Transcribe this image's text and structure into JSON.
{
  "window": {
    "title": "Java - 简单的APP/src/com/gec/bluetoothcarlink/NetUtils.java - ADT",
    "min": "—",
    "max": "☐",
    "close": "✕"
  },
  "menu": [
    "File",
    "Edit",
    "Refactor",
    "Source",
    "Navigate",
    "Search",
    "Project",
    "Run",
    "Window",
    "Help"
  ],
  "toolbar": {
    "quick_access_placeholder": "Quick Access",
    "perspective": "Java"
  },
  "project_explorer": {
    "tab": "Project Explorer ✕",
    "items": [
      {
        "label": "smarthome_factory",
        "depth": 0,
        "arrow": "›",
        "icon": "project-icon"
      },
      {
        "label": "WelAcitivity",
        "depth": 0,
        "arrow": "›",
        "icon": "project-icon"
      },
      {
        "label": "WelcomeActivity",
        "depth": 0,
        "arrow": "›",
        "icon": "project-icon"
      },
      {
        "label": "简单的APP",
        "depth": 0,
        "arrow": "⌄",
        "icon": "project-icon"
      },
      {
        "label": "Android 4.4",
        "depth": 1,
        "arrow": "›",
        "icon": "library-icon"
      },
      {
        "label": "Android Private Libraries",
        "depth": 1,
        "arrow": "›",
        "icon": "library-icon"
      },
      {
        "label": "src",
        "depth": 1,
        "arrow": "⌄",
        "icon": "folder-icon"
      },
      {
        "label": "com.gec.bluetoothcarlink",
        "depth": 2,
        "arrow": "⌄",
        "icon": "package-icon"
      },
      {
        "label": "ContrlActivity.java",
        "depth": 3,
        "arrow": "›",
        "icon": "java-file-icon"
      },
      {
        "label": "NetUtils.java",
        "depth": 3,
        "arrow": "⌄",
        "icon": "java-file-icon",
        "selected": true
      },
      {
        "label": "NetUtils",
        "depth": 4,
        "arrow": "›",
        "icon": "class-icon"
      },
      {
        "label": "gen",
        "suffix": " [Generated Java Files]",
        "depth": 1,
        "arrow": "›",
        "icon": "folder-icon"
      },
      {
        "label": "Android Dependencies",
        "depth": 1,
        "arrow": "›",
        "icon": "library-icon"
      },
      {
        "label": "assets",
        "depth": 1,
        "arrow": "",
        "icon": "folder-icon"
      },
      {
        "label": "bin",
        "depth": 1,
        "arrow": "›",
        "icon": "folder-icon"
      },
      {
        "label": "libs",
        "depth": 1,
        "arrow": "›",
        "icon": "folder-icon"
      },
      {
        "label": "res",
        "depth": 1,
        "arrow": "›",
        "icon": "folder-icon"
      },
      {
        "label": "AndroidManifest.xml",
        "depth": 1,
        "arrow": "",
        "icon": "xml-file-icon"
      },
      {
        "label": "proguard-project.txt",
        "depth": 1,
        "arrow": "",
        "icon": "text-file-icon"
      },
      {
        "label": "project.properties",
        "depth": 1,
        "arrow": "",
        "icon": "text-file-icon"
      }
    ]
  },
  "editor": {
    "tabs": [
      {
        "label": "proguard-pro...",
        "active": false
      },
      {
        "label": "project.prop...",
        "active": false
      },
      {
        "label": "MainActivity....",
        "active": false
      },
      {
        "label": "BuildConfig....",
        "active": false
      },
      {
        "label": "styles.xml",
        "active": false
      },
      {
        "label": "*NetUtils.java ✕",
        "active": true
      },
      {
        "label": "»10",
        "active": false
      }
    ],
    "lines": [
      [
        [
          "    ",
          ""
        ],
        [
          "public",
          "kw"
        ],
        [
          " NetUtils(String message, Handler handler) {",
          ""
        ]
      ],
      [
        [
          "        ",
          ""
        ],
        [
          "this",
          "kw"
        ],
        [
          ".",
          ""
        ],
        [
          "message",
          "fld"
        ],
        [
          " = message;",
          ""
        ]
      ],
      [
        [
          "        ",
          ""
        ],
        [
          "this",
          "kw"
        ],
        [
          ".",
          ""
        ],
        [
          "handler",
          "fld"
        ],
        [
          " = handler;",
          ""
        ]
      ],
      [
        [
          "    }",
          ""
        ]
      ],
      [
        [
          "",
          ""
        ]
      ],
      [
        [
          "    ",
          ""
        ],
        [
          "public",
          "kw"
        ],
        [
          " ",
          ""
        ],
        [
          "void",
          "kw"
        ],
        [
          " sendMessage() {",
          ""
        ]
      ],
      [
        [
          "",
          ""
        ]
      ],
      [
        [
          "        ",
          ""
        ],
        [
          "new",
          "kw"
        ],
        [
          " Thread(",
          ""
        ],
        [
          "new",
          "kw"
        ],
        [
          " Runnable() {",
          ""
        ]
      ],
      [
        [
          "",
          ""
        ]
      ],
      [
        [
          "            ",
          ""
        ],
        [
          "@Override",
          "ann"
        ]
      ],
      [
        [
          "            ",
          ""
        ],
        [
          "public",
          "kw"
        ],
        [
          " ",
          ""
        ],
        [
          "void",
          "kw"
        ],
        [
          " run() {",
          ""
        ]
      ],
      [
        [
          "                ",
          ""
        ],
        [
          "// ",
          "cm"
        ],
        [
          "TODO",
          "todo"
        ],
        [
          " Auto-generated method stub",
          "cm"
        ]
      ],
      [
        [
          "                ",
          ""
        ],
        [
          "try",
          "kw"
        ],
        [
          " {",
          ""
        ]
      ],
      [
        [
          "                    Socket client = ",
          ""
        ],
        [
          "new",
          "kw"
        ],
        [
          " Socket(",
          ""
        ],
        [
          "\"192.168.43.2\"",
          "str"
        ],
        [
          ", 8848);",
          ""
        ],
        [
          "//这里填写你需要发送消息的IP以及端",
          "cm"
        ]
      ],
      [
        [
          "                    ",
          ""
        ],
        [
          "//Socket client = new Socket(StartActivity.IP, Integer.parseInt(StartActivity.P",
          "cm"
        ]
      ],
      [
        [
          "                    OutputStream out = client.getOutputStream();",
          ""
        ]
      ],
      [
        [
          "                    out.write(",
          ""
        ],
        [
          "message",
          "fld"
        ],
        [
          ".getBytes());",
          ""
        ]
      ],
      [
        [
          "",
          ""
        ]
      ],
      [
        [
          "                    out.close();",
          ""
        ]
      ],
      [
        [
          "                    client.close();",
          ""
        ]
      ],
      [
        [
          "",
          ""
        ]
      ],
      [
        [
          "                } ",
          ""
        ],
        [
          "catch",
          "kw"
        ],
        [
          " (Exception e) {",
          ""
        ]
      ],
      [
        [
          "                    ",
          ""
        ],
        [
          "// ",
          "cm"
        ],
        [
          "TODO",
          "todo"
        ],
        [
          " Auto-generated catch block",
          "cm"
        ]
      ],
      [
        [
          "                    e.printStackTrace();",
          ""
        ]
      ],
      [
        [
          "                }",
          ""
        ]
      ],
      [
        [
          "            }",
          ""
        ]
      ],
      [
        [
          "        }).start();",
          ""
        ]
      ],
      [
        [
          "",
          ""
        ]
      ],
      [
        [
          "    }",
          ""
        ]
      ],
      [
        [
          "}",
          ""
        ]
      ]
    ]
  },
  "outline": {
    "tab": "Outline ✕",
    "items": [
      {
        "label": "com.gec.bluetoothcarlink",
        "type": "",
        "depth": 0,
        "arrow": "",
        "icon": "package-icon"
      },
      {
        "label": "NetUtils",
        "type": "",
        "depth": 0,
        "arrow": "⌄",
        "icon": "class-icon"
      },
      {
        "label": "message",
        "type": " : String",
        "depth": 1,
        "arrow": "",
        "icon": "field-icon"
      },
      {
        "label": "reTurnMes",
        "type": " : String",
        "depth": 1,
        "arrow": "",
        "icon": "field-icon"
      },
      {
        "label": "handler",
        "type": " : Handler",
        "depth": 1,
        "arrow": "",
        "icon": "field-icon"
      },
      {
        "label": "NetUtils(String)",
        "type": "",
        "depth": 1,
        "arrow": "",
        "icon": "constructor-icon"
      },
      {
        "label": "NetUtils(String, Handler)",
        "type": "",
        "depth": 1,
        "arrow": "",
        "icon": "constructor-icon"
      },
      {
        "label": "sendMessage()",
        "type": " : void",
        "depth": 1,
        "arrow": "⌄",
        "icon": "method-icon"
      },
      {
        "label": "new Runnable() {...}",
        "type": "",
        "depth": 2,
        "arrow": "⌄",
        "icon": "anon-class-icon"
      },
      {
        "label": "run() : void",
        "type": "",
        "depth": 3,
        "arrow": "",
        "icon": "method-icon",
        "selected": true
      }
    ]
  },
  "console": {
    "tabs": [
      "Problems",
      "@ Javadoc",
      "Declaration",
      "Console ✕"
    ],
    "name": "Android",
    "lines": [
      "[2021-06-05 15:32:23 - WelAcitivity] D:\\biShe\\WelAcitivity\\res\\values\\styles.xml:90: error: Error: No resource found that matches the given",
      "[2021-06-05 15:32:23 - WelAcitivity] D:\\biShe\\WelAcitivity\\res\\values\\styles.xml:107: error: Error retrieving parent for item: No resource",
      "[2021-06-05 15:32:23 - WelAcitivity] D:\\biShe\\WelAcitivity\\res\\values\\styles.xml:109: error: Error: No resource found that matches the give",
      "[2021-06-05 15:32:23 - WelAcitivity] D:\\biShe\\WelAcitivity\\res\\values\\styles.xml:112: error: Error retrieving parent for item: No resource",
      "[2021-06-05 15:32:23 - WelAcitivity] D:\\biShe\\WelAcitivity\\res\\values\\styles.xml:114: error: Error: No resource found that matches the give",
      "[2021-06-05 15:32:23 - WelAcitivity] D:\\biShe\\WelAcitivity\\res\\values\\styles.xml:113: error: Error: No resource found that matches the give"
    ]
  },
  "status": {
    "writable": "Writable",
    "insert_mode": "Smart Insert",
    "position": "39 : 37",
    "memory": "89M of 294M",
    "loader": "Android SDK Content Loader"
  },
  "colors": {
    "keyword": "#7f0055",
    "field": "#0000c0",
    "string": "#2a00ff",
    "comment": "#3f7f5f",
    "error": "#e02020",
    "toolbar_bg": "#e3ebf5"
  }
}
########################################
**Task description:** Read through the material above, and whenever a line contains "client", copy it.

**Exercise output:**
          "                    Socket client = ",
          "//Socket client = new Socket(StartActivity.IP, Integer.parseInt(StartActivity.P",
          "                    OutputStream out = client.getOutputStream();",
          "                    client.close();",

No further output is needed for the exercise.